What we have yet to see is an updated Judgment in this jurisdiction for an individual data subject’s claim for compensation, however, cases decided pre 25th May should still be relevant.
The Updated Legislation
Pre 25th May 2018
Individual data subjects could (and did) pursue claims for compensation under previous data protection legislation.[iv] The judgment in Vidal-Hall v Google[v] made its mark by determining that distress could be a stand-alone head of claim. A claimant pursuing compensation for non-material damage, such as distress, did not need to establish that they also suffered pecuniary loss (material damage) to do so.
TLT & Ors. v the Secretary of State for the Home Department and The Home Office[vi] followed a year later, with claimants seeking compensation for a data breach that involved the publication of personal data on-line in error.
In terms of the success of the claimants (and failure of the defence), witness performance was key. The consequences of the loss of privacy resulting from the data breach for each claimant and how convincingly they could articulate that, impacted the level of damages awarded.
The impact of the defendant’s behaviour in the aftermath of the breach was also discussed. The failure to alleviate the claimant’s concerns about the data breach, causing further frustration through delayed response and redacting information to the extent that it was incomprehensible, were all noted.

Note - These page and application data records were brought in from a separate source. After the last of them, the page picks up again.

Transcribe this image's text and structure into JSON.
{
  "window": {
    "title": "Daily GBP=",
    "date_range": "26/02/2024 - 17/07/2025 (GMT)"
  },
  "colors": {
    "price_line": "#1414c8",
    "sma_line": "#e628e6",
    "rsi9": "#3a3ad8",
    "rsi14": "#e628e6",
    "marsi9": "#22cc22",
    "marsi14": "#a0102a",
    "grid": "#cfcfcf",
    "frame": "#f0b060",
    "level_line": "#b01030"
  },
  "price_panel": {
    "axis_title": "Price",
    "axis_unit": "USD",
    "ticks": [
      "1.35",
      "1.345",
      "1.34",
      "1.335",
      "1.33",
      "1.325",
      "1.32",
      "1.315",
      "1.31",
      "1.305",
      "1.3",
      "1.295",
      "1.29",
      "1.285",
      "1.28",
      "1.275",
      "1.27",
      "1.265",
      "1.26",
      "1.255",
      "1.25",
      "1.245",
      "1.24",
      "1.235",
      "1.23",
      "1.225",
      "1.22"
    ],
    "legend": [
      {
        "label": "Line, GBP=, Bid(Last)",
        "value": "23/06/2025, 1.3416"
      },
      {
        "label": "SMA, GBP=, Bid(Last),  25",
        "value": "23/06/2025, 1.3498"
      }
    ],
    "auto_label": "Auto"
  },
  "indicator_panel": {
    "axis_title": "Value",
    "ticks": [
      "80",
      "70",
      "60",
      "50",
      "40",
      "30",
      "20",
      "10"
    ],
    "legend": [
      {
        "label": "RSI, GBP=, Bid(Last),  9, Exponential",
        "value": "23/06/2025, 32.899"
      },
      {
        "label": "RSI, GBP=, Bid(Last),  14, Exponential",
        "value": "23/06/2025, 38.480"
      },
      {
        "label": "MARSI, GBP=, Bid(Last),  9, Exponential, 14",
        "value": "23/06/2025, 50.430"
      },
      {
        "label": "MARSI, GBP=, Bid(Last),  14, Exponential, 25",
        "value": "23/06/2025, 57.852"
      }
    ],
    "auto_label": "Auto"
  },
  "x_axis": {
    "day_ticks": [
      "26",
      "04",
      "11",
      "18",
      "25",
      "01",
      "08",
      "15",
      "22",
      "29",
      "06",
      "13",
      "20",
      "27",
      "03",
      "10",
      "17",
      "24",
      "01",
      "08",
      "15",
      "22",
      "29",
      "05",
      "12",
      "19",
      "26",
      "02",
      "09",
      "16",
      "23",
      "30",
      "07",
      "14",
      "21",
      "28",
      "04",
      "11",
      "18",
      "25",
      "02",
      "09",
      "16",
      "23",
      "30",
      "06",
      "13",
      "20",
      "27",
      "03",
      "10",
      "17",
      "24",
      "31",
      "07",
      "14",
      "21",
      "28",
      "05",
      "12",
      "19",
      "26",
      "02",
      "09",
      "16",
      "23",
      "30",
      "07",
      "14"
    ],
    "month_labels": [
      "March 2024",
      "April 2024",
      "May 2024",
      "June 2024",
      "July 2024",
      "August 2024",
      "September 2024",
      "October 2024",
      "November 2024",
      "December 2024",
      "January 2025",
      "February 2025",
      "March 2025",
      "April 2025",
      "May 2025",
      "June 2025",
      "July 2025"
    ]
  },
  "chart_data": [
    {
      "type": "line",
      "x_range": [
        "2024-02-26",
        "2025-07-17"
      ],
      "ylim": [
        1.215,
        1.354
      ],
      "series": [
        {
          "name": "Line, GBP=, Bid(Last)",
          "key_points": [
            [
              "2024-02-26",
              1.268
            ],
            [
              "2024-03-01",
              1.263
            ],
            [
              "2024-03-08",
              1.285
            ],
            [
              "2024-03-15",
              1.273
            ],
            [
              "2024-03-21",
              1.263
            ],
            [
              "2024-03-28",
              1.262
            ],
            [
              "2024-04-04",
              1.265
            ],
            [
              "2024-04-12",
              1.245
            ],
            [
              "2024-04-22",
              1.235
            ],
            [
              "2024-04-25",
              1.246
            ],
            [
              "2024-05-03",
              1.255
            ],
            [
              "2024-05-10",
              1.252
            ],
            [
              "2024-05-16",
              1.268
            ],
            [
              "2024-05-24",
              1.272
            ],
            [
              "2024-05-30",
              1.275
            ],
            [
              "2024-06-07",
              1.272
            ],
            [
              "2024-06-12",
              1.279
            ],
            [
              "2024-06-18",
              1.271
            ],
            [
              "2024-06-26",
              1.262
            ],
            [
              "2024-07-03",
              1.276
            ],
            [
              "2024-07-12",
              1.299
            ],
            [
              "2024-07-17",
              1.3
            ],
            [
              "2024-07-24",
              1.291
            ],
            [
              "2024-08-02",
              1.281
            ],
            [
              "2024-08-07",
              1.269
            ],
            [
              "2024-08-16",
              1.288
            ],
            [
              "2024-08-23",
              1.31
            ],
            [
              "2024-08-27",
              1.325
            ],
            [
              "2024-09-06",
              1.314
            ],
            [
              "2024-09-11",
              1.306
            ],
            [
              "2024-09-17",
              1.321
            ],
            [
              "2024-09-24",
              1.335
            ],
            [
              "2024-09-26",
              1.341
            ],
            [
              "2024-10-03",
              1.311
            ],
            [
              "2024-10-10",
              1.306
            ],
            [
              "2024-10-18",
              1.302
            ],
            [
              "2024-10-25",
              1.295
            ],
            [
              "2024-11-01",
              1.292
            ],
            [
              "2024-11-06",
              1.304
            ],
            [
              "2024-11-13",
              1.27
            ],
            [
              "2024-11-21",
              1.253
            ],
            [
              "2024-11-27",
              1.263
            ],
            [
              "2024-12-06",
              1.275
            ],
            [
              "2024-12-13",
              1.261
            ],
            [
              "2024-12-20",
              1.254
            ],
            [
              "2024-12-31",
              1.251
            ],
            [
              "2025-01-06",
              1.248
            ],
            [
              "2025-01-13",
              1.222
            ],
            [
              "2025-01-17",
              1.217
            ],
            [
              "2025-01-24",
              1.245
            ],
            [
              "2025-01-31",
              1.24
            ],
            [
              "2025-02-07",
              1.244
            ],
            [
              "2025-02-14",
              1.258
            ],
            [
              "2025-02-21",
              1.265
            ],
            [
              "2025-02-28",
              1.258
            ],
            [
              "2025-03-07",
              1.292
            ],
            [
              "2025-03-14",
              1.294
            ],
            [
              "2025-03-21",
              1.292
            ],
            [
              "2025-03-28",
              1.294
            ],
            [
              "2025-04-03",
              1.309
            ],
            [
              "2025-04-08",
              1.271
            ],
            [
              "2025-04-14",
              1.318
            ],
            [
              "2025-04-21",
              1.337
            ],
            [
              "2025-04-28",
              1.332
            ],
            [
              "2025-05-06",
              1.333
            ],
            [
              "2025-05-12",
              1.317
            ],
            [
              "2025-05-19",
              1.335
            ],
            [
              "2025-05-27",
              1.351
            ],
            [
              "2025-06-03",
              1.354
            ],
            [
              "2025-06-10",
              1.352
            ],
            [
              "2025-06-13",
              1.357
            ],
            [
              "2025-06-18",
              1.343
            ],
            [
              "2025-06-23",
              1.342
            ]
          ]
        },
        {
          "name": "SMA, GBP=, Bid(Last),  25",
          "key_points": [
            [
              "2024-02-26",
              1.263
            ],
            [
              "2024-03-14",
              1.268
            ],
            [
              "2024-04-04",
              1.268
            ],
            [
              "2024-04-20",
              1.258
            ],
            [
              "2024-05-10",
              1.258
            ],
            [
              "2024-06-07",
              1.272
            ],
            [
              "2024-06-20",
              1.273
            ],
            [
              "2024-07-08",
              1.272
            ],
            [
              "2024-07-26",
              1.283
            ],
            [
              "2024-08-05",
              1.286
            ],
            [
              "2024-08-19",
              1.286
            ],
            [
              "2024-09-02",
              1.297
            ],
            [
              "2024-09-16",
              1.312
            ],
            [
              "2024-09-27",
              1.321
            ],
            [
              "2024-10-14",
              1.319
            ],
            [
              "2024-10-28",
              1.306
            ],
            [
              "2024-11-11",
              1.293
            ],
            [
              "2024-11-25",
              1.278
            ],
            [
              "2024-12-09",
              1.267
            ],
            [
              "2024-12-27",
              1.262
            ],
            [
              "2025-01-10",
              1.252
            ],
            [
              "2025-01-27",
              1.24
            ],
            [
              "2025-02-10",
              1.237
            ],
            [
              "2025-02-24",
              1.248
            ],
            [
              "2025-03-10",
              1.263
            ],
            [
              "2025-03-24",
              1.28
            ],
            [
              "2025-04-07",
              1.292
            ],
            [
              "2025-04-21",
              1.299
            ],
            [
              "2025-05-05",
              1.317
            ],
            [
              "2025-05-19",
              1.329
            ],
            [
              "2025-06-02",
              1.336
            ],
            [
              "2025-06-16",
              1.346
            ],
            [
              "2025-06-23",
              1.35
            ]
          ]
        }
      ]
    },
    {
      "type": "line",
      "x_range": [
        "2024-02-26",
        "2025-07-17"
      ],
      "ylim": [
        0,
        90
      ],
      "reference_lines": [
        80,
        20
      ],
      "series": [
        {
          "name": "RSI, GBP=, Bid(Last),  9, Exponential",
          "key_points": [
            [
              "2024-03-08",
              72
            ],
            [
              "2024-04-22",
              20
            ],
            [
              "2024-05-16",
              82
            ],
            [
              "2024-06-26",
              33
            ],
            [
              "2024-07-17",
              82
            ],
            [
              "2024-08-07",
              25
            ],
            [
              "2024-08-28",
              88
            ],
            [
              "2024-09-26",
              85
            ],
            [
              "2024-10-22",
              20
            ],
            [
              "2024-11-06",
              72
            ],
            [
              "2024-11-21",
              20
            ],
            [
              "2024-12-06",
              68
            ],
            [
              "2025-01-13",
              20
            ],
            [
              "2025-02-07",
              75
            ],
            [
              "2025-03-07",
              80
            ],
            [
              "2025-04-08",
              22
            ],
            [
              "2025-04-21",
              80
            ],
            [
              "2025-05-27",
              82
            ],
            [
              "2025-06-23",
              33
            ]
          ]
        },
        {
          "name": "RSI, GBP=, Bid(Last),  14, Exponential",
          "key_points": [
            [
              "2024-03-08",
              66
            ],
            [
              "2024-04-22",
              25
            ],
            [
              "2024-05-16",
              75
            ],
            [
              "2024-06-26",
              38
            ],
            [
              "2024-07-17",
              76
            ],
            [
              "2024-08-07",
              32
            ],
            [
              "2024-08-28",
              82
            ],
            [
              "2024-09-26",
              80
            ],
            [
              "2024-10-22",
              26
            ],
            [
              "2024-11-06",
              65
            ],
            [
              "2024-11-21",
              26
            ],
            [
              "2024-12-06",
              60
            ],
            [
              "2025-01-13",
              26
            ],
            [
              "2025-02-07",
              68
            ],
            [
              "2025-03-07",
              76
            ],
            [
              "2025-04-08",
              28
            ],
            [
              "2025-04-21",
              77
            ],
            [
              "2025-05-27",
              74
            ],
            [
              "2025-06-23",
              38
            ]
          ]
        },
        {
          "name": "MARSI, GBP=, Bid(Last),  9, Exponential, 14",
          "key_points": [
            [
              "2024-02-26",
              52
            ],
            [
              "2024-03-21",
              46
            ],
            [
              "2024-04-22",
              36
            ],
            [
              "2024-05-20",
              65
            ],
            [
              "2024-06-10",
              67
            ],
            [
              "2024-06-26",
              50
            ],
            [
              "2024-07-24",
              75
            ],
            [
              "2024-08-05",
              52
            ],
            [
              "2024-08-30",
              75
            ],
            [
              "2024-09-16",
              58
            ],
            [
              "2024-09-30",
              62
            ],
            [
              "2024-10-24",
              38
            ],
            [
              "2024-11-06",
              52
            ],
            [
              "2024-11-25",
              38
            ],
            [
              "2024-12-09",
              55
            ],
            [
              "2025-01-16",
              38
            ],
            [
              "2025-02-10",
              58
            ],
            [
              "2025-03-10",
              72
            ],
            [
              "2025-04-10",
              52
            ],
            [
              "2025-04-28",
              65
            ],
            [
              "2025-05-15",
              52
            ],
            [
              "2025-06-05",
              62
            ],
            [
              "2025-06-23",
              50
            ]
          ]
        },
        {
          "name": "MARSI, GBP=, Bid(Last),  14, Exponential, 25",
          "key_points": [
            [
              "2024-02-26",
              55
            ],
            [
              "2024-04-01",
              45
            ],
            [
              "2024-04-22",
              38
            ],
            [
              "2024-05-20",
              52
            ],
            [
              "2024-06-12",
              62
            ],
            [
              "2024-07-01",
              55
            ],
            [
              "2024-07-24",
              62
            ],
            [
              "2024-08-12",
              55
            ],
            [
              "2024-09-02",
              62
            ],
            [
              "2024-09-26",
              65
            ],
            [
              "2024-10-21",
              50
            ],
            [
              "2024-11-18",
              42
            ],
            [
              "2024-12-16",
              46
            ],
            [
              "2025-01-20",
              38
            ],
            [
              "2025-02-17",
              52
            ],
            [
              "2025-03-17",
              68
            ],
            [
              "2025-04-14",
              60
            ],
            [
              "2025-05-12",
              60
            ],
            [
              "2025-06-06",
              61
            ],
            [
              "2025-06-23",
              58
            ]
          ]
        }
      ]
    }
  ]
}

The non-material damages for distress awarded by the judge were described as “not out of kilter” with awards for psychiatric damage. The first two claimants were awarded £12,500, comparable to awards for ‘moderate’ psychiatric/psychological damage. The other claimants’ awards ranged from £2,500 - £6,000, comparable to awarded for less severe psychiatric/psychological damage.
TLT & Ors is a judgment handed down in England and Wales, so what about the NI jurisdiction? CG v Facebook Ireland Limited and Joseph McCloskey[vii] was brought by a plaintiff suing the defendants in connection with a number of posts about him on a Facebook page called ‘Keeping our Kids Safe from Predators 2.’ The plaintiff had been convicted of sex offences, had served his sentence and was living with his father. As a consequence of the postings on Facebook, the plaintiff suffered from verbal and minor physical assaults, with an exacerbation of his pre-existing anxiety disorder. His family was also affected, including his father, brother and disabled child. The plaintiff was awarded £20,000.
As seen in TLT & Ors, the defendant’s actions are called into question, with the court not accepting that Facebook could not have moved more quickly to investigate and remove posts about the plaintiff. The judgment specifically highlights that Facebook,
“…called no witness to give oral evidence at the trial…[that] meant that the court had no evidence in relation to a number of issues.”
This resulted in the court drawing adverse inference against Facebook, that the system they had in place to identify and remove offending posts “would not withstand independent scrutiny and was inadequate.”
As for the second defendant, his is quoted as posting on Facebook,
“…you can’t get blood outta stone I’m skint they can work away…”
The judgement goes on to note that “…he is totally indifferent to the lawlessness of his conduct safe in the knowledge that he cannot suffer any financial penalty.”
Defendants should keep in mind that their actions in response to a data breach will matter. If there are any steps that can be taken to alleviate a potential claimant’s concerns about the consequences of the data breach, these should be actioned in a timely manner.
For further information, contact Roisin
[ii] Article 82
[iii] Chapter 12 Part 6 Section 168
[iv] Data Protection Act 1998 c. 29 Part II Section 13 (repealed)
[v]  EWCA Civ 311
[vi]  EWHC 2217 (QB)
[vii]  NIQB 11 NB arguing a breach of the DPA 1998 was unsuccessful due to geographical limitations since removed by GDPR